I wasn’t there. Maybe I’m wrong. But I can’t help but wonder if just maybe the ‘oh’ had a different subtext, maybe something like, “Oh, you’re in high school! You’re younger than I thought. And I’m in college. Though I was in high school just a couple years ago myself, ever since I arrived here, I’ve felt so much older and more experienced than those high school kids. Funny how quickly we college kids feel superior, isn’t it? No wonder you don’t worry about your parties getting busted for weed. You still live with your parents!”

Of course, this example is also faulty on the merits. Much as home-schooled high school students from conservative religious families are entitled to their opinion of marijuana legalization, having smoked the substance oneself — or even being around a lot of other people doing so — is arguably relevant to the debate. Put on the show Who Wants To Be A Millionaire, I’d definitely call a home-schooler for help on a question about Greek philosophy.

But a question about the social effects of smoking marijuana? I’ll take an audience full of secular public high school graduates, thanks!

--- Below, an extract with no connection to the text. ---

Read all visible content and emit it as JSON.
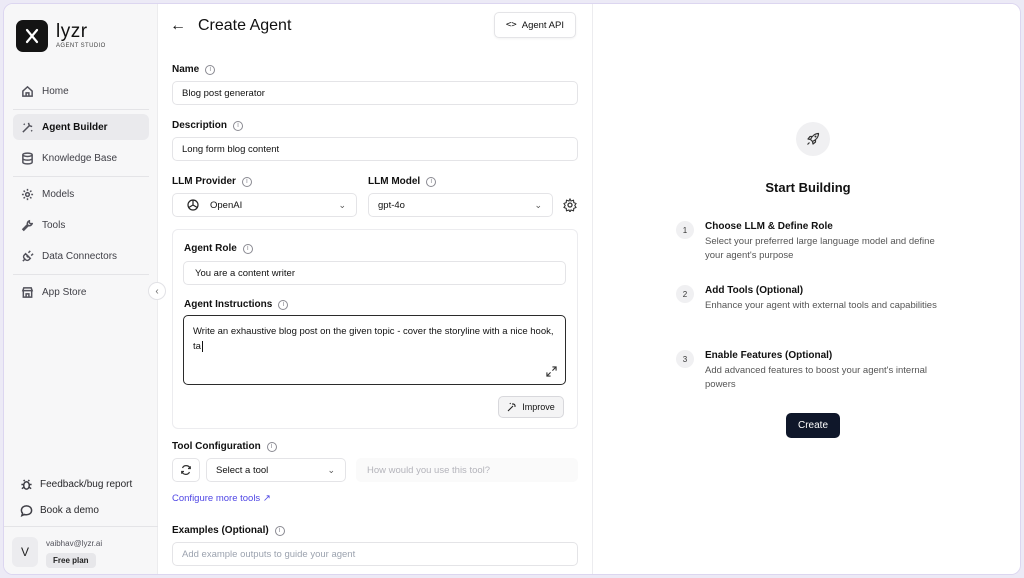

The next example of anti-conservative animus occurs as the author attends an anti-abortion rally on a college campus. “Have you ever had sex?” a counter-protester asks. “After you’ve been a single mother on the street you can come back with your right wing religious trash.” On substance, I agree with the author: this is an unkind, wrongheaded thing to say. But come on. Abortion is the most fraught issue in American life. Few people on either side of the debate are cool-headed and rational when it’s being discussed. The sort of guy who picks abortion arguments with people protesting on the street is still less likely to engage in rational conversation. This doesn’t say something larger about prejudice against conservatives or religious people or pro-lifers or home schoolers. The lesson to take away here is about the contentious nature of the abortion debate.

In some circles, being a conservative has a stigma, as does being religious. I’ve heard people scoff at home-schooling too. It’s a shame. I’m against this sort of prejudging.
The author says that in her hometown, Visalia, California, there are more churches than cars (this is not literally true) and there are residents “who think that any Californian south of Bakersfield is a Los Angeles liberal, and anyone north of Fresno is a Bay Area hippie.” She attends a college whose Web site affirms that “all faculty, staff and students are professing Christians.” I happen to have visited Visalia, and I know several people whose alma mater is Biola. Like every other subculture in America, the people within them — many are conservative and Christian — prejudge people unlike them, and too easily dismiss political arguments contrary to their own.

I’d be very sympathetic to an essay complaining about these pathologies generally. I do not understand why such an essay should instead focus on the plight of home-schoolers from the right side of the ideological spectrum, especially if Dembroff’s victimhood is nothing more than what is described in the essay’s anecdotes.